A number of companies have questioned whether their R&D claim payment will be offset against any tax arrears, specifically if they have deferred their VAT payments, or entered into a time to pay arrangement with HMRC.
Will HMRC offset an R&D claim against tax arrears?
We know that prior to the pandemic, HMRC’s systems would routinely offset R&D claim payments against other arrears. However, with measures such as the VAT payment deferral now in place, it is worth understanding how the legislation works in terms of offsets:
- For SME claims, the R&D legislation allows a payable credit claim to be offset against any PAYE/NIC owed for the claim period. This means that credit payments should not be offset against any other arrears before being processed.
- For RDEC payments, step six requires HMRC to offset the RDEC payment against other liabilities with HMRC. This would include any PAYE/NIC or VAT payment which are overdue.
- However, the VAT deferral scheme which has been introduced in response to COVID-19 defers the VAT payment due date to the end of the 2020-21 tax year, therefore deferred VAT payments in this period are not overdue and HMRC has confirmed that R&D claim payments will not be offset.
Time to Pay arrangements and R&D tax credit claims
R&D tax credits will be offset against debts which are subject to a Time to Pay arrangement. It is worth considering whether expediting the preparation of your R&D claim may help with upcoming tax liabilities.
HMRC understands that businesses will have been disrupted by COVID-19 and will be sympathetic to those facing problems with meeting filing deadlines. They may accept a late R&D claim submission if COVID-19 prevented filing on time. If you’re in this position, please do get in touch to discuss your options.
R&D tax credit processing times during COVID-19 pandemic
Generally, HMRC have been proactive and sympathetic to the challenges being faced.
Some very positive news here. HMRC has told us that they understand the importance of ensuring payments reach companies quickly during this period. They have deployed additional resources to help with processing R&D claims, which should help to manage processing times during this challenging period.
- They are currently reporting that SME and RDEC claims are being processed within 28 days.
- It’s worth noting that additional security checks on larger payments may delay the cash reaching a company.

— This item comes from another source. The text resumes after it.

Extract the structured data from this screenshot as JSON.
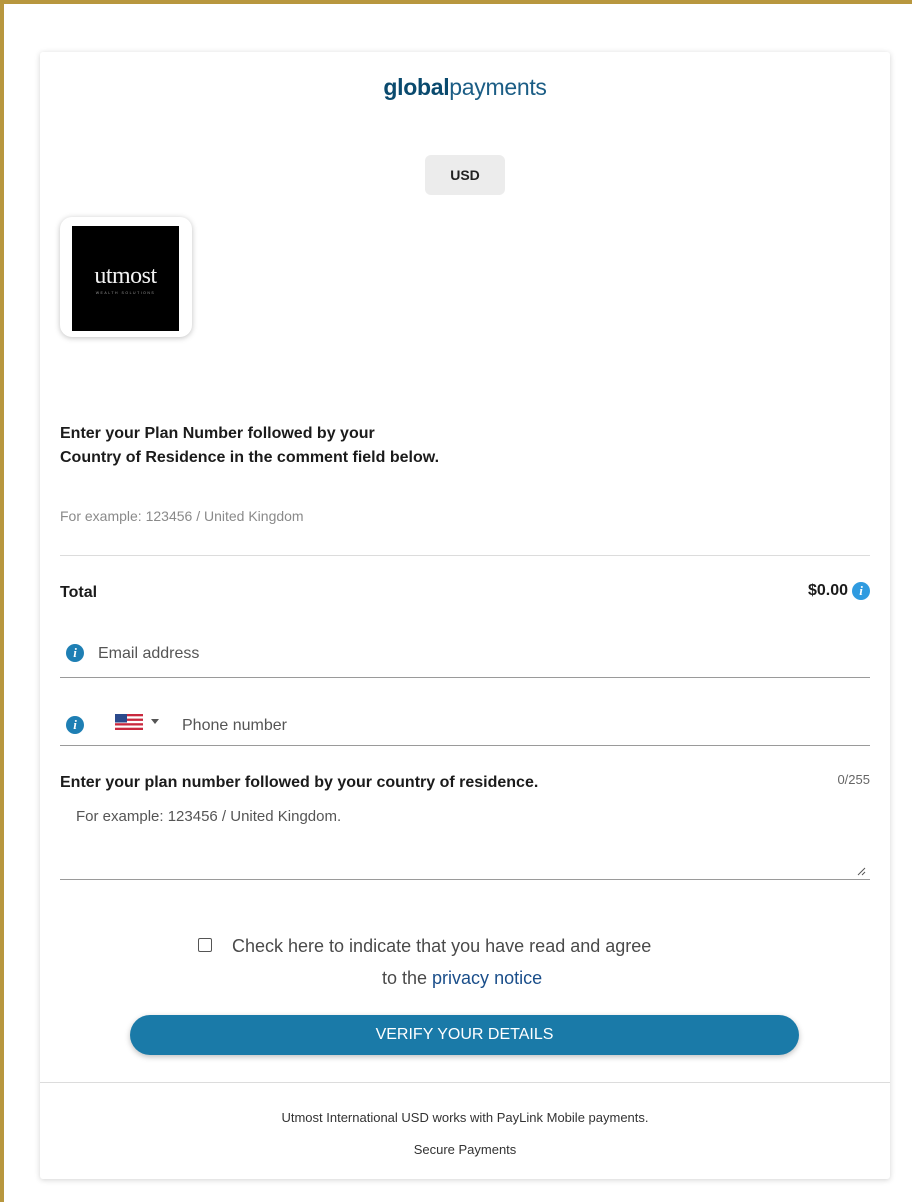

Our current experience at ForrestBrown is broadly in line with this, and companies should expect to receive their cash in 4 – 6 weeks from submission. This is something that we monitor closely at ForrestBrown so we will be keeping our clients up to date on processing times during this period. HMRC is sending us weekly updates on processing times.
Ask an expert about COVID-19 funding and R&D tax credits
ForrestBrown works closely with the Chartered Institute of Taxation (CIOT) and I have a seat on HMRC’s R&D Consultative Committee through which to maintain open dialogue. We are also working closely with HMRC at this time to keep R&D tax credit claims moving quickly and ensure that our clients understand their options.
This article is intended to help you, but circumstances vary and it is no replacement for trusted specialist advice where your specific case can be considered.
Understandably businesses are focused on the here and now, but it will pay to ensure you don’t miss out on future claim value. Ultimately, the sooner you start the process, the sooner you will receive the benefit.